RECORDED INFORMATION section start
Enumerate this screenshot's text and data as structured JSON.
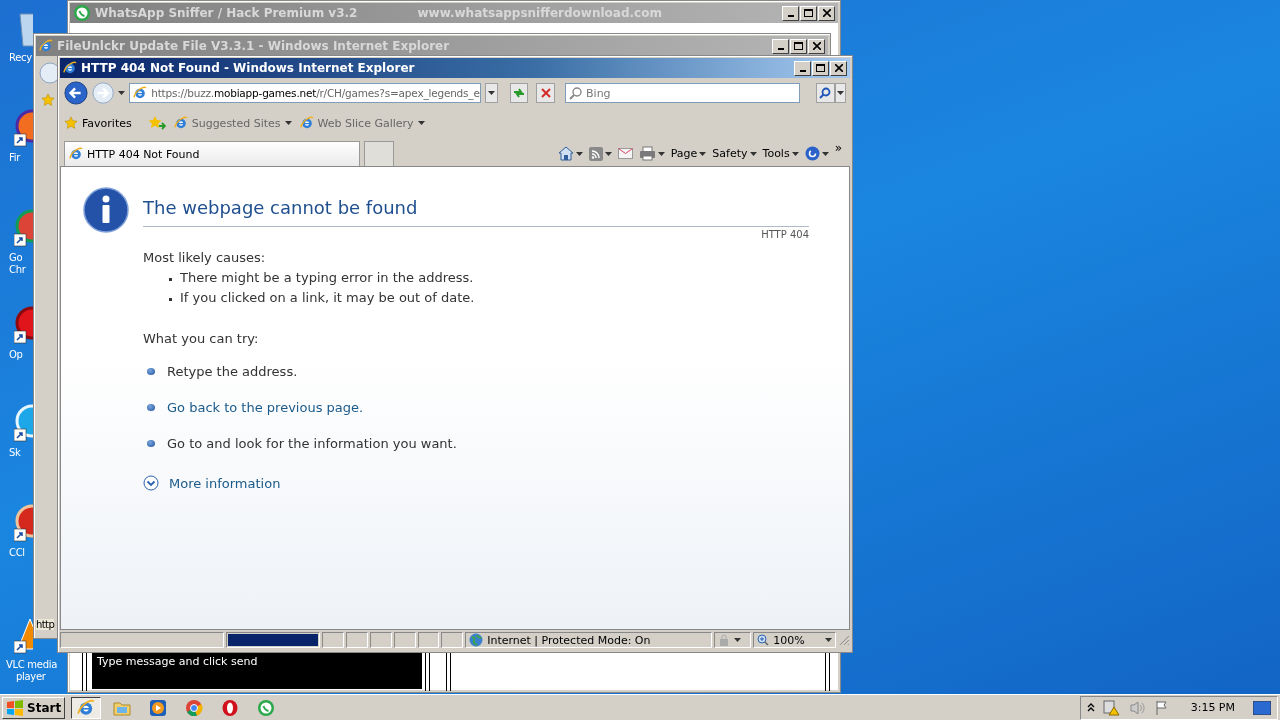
{
  "desktop": {
    "icons": [
      {
        "kind": "recycle",
        "lines": [
          "Recy"
        ]
      },
      {
        "kind": "firefox",
        "lines": [
          "Fir"
        ]
      },
      {
        "kind": "chrome",
        "lines": [
          "Go",
          "Chr"
        ]
      },
      {
        "kind": "opera",
        "lines": [
          "Op"
        ]
      },
      {
        "kind": "skype",
        "lines": [
          "Sk"
        ]
      },
      {
        "kind": "ccleaner",
        "lines": [
          "CCl"
        ]
      },
      {
        "kind": "vlc",
        "lines": [
          "VLC media",
          "player"
        ]
      }
    ]
  },
  "windows": [
    {
      "kind": "sniffer",
      "active": false,
      "title": "WhatsApp Sniffer / Hack Premium v3.2",
      "subtitle": "www.whatsappsnifferdownload.com",
      "message": "Type message and click send"
    },
    {
      "kind": "ie_back",
      "active": false,
      "title": "FileUnlckr Update File V3.3.1 - Windows Internet Explorer",
      "status": "http"
    },
    {
      "kind": "ie",
      "active": true,
      "title": "HTTP 404 Not Found - Windows Internet Explorer",
      "address": {
        "prefix": "https://buzz.",
        "domain": "mobiapp-games.net",
        "rest": "/r/CH/games?s=apex_legends_e"
      },
      "search": {
        "placeholder": "Bing"
      },
      "favorites": {
        "label": "Favorites",
        "links": [
          {
            "label": "Suggested Sites"
          },
          {
            "label": "Web Slice Gallery"
          }
        ]
      },
      "tabs": [
        {
          "label": "HTTP 404 Not Found",
          "selected": true
        }
      ],
      "commands": [
        {
          "kind": "home"
        },
        {
          "kind": "feeds"
        },
        {
          "kind": "mail"
        },
        {
          "kind": "print"
        },
        {
          "kind": "menu",
          "label": "Page"
        },
        {
          "kind": "menu",
          "label": "Safety"
        },
        {
          "kind": "menu",
          "label": "Tools"
        },
        {
          "kind": "help"
        },
        {
          "kind": "more",
          "label": "»"
        }
      ],
      "page": {
        "title": "The webpage cannot be found",
        "code": "HTTP 404",
        "causes_heading": "Most likely causes:",
        "causes": [
          "There might be a typing error in the address.",
          "If you clicked on a link, it may be out of date."
        ],
        "try_heading": "What you can try:",
        "tries": [
          {
            "kind": "text",
            "text": "Retype the address."
          },
          {
            "kind": "link",
            "text": "Go back to the previous page."
          },
          {
            "kind": "text",
            "text": "Go to  and look for the information you want."
          }
        ],
        "more": "More information"
      },
      "status_bar": {
        "progress": {
          "level": 1
        },
        "zone": "Internet | Protected Mode: On",
        "zoom": "100%"
      }
    }
  ],
  "taskbar": {
    "start": "Start",
    "apps": [
      {
        "kind": "ie",
        "selected": true
      },
      {
        "kind": "explorer",
        "selected": false
      },
      {
        "kind": "media",
        "selected": false
      },
      {
        "kind": "chrome",
        "selected": false
      },
      {
        "kind": "opera",
        "selected": false
      },
      {
        "kind": "sniffer",
        "selected": false
      }
    ],
    "clock": "3:15 PM"
  }
}
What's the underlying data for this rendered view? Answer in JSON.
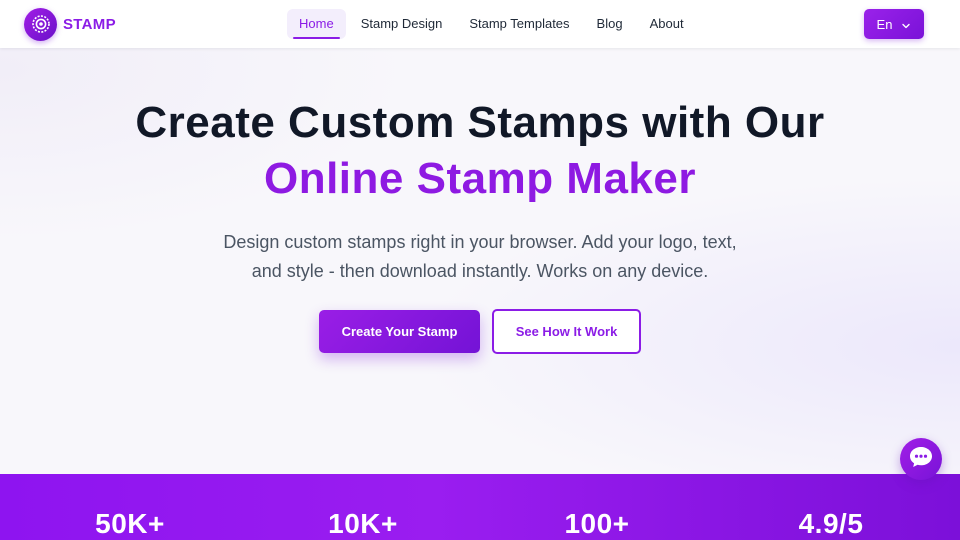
{
  "header": {
    "logo_text": "STAMP",
    "nav": [
      {
        "label": "Home",
        "active": true
      },
      {
        "label": "Stamp Design",
        "active": false
      },
      {
        "label": "Stamp Templates",
        "active": false
      },
      {
        "label": "Blog",
        "active": false
      },
      {
        "label": "About",
        "active": false
      }
    ],
    "language": "En"
  },
  "hero": {
    "title_line1": "Create Custom Stamps with Our",
    "title_line2": "Online Stamp Maker",
    "subtitle_line1": "Design custom stamps right in your browser. Add your logo, text,",
    "subtitle_line2": "and style - then download instantly. Works on any device.",
    "primary_cta": "Create Your Stamp",
    "secondary_cta": "See How It Work"
  },
  "stats": [
    "50K+",
    "10K+",
    "100+",
    "4.9/5"
  ],
  "icons": {
    "logo": "stamp-seal-icon",
    "language_dropdown": "chevron-down-icon",
    "chat": "chat-bubble-icon"
  },
  "colors": {
    "accent": "#8b1ce6",
    "accent_dark": "#7413d6",
    "heading": "#111827",
    "body_text": "#4b5563"
  }
}
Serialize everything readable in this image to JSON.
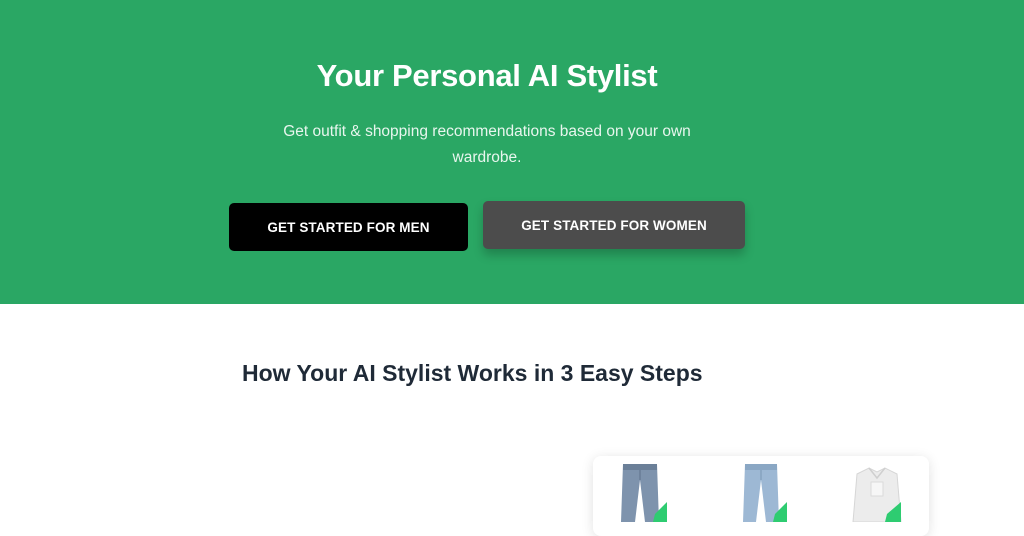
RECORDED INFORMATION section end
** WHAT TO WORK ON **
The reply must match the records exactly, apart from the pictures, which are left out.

** SOLUTION FOR THIS TASK **
Enumerate this screenshot's text and data as structured JSON.
{
  "desktop": {
    "icons": [
      {
        "kind": "recycle",
        "lines": [
          "Recy"
        ]
      },
      {
        "kind": "firefox",
        "lines": [
          "Fir"
        ]
      },
      {
        "kind": "chrome",
        "lines": [
          "Go",
          "Chr"
        ]
      },
      {
        "kind": "opera",
        "lines": [
          "Op"
        ]
      },
      {
        "kind": "skype",
        "lines": [
          "Sk"
        ]
      },
      {
        "kind": "ccleaner",
        "lines": [
          "CCl"
        ]
      },
      {
        "kind": "vlc",
        "lines": [
          "VLC media",
          "player"
        ]
      }
    ]
  },
  "windows": [
    {
      "kind": "sniffer",
      "active": false,
      "title": "WhatsApp Sniffer / Hack Premium v3.2",
      "subtitle": "www.whatsappsnifferdownload.com",
      "message": "Type message and click send"
    },
    {
      "kind": "ie_back",
      "active": false,
      "title": "FileUnlckr Update File V3.3.1 - Windows Internet Explorer",
      "status": "http"
    },
    {
      "kind": "ie",
      "active": true,
      "title": "HTTP 404 Not Found - Windows Internet Explorer",
      "address": {
        "prefix": "https://buzz.",
        "domain": "mobiapp-games.net",
        "rest": "/r/CH/games?s=apex_legends_e"
      },
      "search": {
        "placeholder": "Bing"
      },
      "favorites": {
        "label": "Favorites",
        "links": [
          {
            "label": "Suggested Sites"
          },
          {
            "label": "Web Slice Gallery"
          }
        ]
      },
      "tabs": [
        {
          "label": "HTTP 404 Not Found",
          "selected": true
        }
      ],
      "commands": [
        {
          "kind": "home"
        },
        {
          "kind": "feeds"
        },
        {
          "kind": "mail"
        },
        {
          "kind": "print"
        },
        {
          "kind": "menu",
          "label": "Page"
        },
        {
          "kind": "menu",
          "label": "Safety"
        },
        {
          "kind": "menu",
          "label": "Tools"
        },
        {
          "kind": "help"
        },
        {
          "kind": "more",
          "label": "»"
        }
      ],
      "page": {
        "title": "The webpage cannot be found",
        "code": "HTTP 404",
        "causes_heading": "Most likely causes:",
        "causes": [
          "There might be a typing error in the address.",
          "If you clicked on a link, it may be out of date."
        ],
        "try_heading": "What you can try:",
        "tries": [
          {
            "kind": "text",
            "text": "Retype the address."
          },
          {
            "kind": "link",
            "text": "Go back to the previous page."
          },
          {
            "kind": "text",
            "text": "Go to  and look for the information you want."
          }
        ],
        "more": "More information"
      },
      "status_bar": {
        "progress": {
          "level": 1
        },
        "zone": "Internet | Protected Mode: On",
        "zoom": "100%"
      }
    }
  ],
  "taskbar": {
    "start": "Start",
    "apps": [
      {
        "kind": "ie",
        "selected": true
      },
      {
        "kind": "explorer",
        "selected": false
      },
      {
        "kind": "media",
        "selected": false
      },
      {
        "kind": "chrome",
        "selected": false
      },
      {
        "kind": "opera",
        "selected": false
      },
      {
        "kind": "sniffer",
        "selected": false
      }
    ],
    "clock": "3:15 PM"
  }
}
What's the underlying data for this rendered view? Answer in JSON.
{
  "header": {
    "logo_text": "STAMP",
    "nav": [
      {
        "label": "Home",
        "active": true
      },
      {
        "label": "Stamp Design",
        "active": false
      },
      {
        "label": "Stamp Templates",
        "active": false
      },
      {
        "label": "Blog",
        "active": false
      },
      {
        "label": "About",
        "active": false
      }
    ],
    "language": "En"
  },
  "hero": {
    "title_line1": "Create Custom Stamps with Our",
    "title_line2": "Online Stamp Maker",
    "subtitle_line1": "Design custom stamps right in your browser. Add your logo, text,",
    "subtitle_line2": "and style - then download instantly. Works on any device.",
    "primary_cta": "Create Your Stamp",
    "secondary_cta": "See How It Work"
  },
  "stats": [
    "50K+",
    "10K+",
    "100+",
    "4.9/5"
  ],
  "icons": {
    "logo": "stamp-seal-icon",
    "language_dropdown": "chevron-down-icon",
    "chat": "chat-bubble-icon"
  },
  "colors": {
    "accent": "#8b1ce6",
    "accent_dark": "#7413d6",
    "heading": "#111827",
    "body_text": "#4b5563"
  }
}
Serialize everything readable in this image to JSON.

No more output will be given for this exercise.